BETTY ANN BOWSER: Since the stories of priests abusing children broke all over the country, the Denver church’s leadership has been grappling with how to address the scandal. Although there have been no recent reported incidents in the archdiocese, Bishop Chaput chose to meet the controversy with a written message. In it he said the archdiocese has had a sexual misconduct policy in place since 1991, which all priests and lay workers must review and sign as a condition of employment.
ARCHBISHOP CHARLES CHAPUT: (reading letter) “We live that policy honestly, consistently, and diligently. And because of this, I believe that no priest dangerous to children serves in any ministry in the archdiocese of Denver. We do not and will not assign any known pedophile to any form of ministry. Denver District Attorney Bill Ritter and his chief deputy reviewed our policy last week, found it effective, and publicly praised it. We have promptly notified and will continue to notify proper local authorities of any suspected child abuse, and we cooperate with those authorities.”
BETTY ANN BOWSER: Bishop Chaput also ordered his four-and-a-half page letter to be read in place of the palm Sunday homily, without further comment, in every parish in the 24 counties covered by the Denver archdiocese. For Father Ken Liuzzi of blessed sacrament parish, reading the bishop’s words was an emotional experience.
FATHER KEN LIUZZI: For 31 years it has been my privilege to serve the people of god, to experience your love, and to see your goodness. It has also been my joy to minister alongside so many good priests who have taught me what it means to be unselfish, and a person of character. Support your priests. They need it. Our priests are good and dedicated men who bear the burden of these scandals in the Church in a very personal way.
BETTY ANN BOWSER: Father Liuzzi has spent most of his 25 years as a priest working with kids in Catholic schools, and he says the scandals have made his ministry more difficult.
FATHER KEN LIUZZI: It hurts all priests that something like this has happened.

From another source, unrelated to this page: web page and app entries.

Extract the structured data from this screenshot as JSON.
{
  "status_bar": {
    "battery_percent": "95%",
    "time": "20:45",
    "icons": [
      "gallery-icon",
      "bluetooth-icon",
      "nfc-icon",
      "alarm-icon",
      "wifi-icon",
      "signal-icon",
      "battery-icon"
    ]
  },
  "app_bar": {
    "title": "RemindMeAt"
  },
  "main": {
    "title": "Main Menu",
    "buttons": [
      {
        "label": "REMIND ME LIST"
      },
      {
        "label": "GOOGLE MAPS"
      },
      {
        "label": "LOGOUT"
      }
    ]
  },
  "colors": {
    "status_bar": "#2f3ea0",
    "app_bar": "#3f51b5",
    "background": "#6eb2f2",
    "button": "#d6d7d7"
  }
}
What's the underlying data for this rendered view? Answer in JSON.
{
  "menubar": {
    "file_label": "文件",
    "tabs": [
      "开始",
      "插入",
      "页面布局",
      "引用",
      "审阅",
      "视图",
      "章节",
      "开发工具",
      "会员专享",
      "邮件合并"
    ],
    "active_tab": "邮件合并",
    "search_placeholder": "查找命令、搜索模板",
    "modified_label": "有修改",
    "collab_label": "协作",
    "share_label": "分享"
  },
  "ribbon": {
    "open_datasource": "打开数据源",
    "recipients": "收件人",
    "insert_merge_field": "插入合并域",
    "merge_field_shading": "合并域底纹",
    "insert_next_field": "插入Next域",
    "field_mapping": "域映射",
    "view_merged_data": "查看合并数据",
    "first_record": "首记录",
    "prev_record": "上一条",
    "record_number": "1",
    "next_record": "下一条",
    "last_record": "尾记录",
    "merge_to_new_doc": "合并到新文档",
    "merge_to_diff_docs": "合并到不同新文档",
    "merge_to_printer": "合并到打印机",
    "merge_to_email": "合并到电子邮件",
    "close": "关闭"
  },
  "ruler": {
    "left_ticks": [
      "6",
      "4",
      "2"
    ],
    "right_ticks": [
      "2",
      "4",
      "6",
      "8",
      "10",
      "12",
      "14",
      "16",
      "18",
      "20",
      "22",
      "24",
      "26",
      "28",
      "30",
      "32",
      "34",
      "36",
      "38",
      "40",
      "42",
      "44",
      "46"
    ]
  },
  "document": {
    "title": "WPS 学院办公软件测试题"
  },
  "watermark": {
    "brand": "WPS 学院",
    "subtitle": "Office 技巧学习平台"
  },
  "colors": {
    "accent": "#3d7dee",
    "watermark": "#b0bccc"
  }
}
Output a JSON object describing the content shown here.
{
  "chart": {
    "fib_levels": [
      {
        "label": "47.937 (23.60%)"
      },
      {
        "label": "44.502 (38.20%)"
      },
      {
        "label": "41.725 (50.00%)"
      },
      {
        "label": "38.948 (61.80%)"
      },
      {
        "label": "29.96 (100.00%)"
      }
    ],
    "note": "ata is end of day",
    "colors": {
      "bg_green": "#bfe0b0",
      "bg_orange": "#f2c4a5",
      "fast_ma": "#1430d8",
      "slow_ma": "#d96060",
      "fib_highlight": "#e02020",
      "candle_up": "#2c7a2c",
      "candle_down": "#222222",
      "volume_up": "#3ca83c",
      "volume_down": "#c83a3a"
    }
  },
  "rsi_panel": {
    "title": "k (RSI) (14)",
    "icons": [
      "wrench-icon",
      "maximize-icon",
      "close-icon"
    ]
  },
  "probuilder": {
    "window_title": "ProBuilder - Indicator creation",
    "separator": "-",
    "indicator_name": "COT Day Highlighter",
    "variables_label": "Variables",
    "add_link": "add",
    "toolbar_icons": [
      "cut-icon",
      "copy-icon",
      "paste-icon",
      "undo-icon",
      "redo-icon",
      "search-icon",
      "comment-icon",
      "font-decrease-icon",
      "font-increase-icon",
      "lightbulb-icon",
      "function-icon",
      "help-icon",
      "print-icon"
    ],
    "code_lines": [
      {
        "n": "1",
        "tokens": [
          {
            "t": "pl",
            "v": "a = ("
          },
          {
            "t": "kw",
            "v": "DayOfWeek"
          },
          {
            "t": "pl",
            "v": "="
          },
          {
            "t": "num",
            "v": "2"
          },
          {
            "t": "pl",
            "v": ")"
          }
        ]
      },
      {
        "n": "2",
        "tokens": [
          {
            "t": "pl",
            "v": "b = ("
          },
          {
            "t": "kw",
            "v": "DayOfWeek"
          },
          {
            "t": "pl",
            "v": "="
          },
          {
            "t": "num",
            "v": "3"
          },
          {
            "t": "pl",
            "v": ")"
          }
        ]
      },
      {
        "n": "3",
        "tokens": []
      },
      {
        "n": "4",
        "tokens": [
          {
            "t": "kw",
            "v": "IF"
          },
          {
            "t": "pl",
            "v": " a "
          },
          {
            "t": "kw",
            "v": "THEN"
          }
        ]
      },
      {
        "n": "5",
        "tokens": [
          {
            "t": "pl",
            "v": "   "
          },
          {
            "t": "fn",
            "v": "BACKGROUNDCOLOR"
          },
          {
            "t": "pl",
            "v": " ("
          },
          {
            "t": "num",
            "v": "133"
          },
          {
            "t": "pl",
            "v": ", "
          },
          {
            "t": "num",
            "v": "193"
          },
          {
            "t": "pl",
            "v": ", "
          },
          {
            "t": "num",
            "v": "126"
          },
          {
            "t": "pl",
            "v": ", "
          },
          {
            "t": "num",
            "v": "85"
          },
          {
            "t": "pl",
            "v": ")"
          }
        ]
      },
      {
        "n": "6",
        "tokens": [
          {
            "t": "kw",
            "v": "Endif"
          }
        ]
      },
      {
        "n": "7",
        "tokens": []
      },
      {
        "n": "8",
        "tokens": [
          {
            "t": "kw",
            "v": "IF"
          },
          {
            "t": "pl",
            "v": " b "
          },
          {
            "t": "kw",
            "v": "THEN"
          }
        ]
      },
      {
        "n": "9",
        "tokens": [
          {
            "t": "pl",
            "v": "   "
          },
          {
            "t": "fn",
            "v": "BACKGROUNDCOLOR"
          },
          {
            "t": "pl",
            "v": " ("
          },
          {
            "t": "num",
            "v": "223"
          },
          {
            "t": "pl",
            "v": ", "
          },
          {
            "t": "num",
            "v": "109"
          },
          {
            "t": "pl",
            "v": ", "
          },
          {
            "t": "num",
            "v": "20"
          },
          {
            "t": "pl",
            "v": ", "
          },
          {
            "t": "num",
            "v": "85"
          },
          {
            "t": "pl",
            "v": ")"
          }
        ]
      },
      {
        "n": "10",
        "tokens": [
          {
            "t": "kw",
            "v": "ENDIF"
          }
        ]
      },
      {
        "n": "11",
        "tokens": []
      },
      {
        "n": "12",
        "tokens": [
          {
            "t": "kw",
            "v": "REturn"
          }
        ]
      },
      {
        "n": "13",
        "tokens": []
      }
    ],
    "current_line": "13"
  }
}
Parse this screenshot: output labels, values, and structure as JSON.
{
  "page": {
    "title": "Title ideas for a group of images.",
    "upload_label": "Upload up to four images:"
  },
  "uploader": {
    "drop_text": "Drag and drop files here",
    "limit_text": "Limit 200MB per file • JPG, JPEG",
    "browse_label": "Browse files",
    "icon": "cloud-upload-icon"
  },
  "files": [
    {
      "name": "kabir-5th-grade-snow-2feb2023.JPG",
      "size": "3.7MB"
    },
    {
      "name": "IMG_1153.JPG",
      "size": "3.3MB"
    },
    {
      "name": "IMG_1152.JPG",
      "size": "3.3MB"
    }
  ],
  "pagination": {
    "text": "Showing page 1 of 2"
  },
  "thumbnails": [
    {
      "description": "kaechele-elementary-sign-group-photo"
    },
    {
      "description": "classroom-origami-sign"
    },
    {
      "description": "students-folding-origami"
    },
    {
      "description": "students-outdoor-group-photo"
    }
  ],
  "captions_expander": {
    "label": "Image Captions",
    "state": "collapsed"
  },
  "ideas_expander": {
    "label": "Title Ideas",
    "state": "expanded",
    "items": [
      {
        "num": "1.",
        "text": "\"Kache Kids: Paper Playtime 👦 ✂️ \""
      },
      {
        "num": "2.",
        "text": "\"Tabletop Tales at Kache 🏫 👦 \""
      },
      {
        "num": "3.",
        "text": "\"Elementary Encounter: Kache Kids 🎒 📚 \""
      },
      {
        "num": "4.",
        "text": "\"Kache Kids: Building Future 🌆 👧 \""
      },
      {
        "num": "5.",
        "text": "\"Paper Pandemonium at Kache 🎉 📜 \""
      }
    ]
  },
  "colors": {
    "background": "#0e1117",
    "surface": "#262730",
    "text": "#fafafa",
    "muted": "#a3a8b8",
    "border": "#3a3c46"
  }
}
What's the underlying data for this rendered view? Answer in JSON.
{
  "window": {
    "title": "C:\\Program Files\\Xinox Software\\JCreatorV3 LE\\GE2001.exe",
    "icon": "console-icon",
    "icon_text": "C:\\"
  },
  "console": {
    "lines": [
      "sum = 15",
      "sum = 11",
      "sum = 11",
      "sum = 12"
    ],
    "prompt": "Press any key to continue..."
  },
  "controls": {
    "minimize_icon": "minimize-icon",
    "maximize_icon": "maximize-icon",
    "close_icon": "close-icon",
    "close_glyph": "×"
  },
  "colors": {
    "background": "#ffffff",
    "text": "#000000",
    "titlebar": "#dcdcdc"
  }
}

You know, that the kids no longer look upon us as someone that they can automatically kind of trust and believe in. So I think, for me in high school ministry, you know, as I bring this into the parish here, that’s what hurts me the most is that, as a priest, we have betrayed the trust that people have placed in us and the love and the confidence, you know, that they find and seek in a priest.
BETTY ANN BOWSER: Many of Father Liuzzi’s parishioners thought the bishop’s message was appropriate.
MARTHA BIERY, Parishioner: I thought it was something we all needed to hear. Having been born and raised a Catholic, it’s difficult to hear that those things are happening in the Catholic Church. But we are all human, we all make mistakes, and, you know, we do the best we can, as do our priests.
CELSA DOMINGUEZ, Parishioner: It hurts, you know, me personally, it hurts to hear things like that, but it happens. It’s not going to change the way I feel about the Catholic Church or about my faith.
BETTY ANN BOWSER: Father Liuzzi says he feels a sense of relief that the subject is out in the open, and hopes that now his parish can move on in a more positive direction.